§ WORK TASK
Among the records below, find the lines that contain "username" and copy each of them.

§ RECORDS TO USE

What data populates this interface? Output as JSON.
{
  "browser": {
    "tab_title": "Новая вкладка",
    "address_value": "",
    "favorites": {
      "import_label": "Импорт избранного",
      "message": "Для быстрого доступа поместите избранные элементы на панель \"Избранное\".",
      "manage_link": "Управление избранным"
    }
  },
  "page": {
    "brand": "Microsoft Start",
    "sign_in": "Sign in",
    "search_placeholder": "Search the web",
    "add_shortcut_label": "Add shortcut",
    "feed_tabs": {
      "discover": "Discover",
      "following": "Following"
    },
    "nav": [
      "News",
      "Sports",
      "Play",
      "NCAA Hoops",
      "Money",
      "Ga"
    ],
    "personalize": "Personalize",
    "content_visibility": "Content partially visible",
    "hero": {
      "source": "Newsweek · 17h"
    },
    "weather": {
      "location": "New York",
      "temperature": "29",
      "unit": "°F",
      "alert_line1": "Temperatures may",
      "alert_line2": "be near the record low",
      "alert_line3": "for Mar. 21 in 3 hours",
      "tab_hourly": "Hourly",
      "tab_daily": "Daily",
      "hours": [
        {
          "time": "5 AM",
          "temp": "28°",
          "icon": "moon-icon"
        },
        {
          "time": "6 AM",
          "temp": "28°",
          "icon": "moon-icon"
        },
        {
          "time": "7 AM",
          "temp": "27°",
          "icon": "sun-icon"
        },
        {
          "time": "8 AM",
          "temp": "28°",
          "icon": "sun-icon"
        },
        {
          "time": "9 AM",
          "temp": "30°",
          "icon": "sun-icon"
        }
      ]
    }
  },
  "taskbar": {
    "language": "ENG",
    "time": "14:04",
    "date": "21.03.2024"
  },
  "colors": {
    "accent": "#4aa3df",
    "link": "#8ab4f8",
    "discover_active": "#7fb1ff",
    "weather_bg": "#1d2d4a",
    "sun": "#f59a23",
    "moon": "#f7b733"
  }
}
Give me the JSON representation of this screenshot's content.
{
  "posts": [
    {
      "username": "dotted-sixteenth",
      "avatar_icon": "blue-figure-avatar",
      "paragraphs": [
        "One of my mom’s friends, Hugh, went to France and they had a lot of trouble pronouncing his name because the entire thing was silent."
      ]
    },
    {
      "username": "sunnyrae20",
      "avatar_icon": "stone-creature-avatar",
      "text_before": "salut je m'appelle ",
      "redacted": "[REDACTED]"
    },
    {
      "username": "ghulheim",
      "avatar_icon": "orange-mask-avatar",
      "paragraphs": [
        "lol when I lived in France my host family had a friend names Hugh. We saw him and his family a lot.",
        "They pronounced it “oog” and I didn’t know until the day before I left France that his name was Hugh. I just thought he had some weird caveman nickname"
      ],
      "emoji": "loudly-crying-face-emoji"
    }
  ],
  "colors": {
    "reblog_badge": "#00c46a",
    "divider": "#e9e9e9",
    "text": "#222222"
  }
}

§ COMPLETED EXERCISE
      "username": "dotted-sixteenth",
      "username": "sunnyrae20",
      "username": "ghulheim",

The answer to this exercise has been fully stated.